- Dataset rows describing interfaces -
━━━━━━━━━━━━━━━━
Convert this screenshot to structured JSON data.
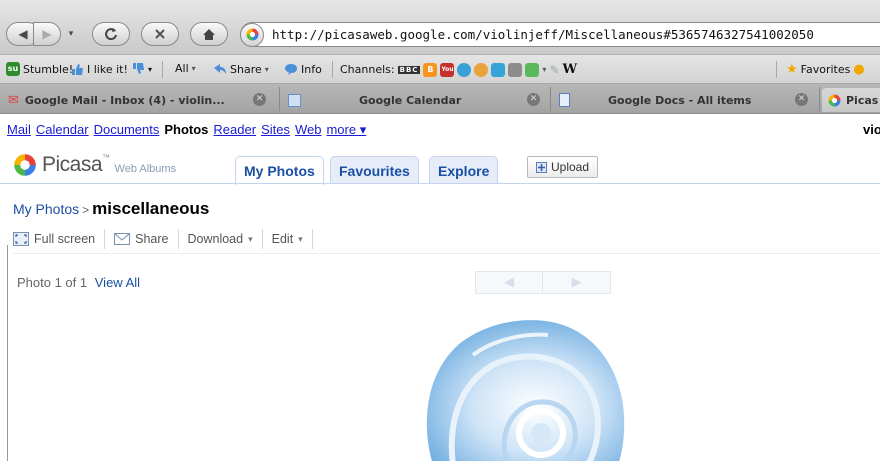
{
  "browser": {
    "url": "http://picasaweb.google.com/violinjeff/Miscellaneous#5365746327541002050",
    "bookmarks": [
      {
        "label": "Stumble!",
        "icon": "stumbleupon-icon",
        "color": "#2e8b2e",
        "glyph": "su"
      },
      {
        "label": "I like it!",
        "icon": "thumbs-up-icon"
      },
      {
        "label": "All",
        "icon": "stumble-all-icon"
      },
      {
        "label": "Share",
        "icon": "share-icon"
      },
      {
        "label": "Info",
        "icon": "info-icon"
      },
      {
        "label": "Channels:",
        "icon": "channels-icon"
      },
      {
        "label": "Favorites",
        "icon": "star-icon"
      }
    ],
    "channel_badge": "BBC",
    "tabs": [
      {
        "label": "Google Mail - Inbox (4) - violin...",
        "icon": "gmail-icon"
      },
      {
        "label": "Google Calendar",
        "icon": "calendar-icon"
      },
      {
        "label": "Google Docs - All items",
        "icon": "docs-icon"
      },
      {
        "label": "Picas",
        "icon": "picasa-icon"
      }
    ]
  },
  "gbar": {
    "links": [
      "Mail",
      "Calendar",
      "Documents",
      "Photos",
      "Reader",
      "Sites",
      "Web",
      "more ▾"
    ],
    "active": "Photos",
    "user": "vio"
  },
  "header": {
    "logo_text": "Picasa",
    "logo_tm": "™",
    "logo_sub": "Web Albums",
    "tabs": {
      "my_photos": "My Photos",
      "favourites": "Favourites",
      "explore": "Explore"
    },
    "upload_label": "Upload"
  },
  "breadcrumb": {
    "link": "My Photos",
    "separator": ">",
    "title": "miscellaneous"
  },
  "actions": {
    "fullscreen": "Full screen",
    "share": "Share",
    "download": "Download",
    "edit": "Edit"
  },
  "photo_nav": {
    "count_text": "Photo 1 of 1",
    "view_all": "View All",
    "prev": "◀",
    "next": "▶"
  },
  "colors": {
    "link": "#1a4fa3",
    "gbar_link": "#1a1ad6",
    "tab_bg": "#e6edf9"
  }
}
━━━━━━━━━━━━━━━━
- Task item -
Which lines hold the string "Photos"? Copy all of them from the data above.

- Response below -
      "Photos",
    "active": "Photos",
      "my_photos": "My Photos",
    "link": "My Photos",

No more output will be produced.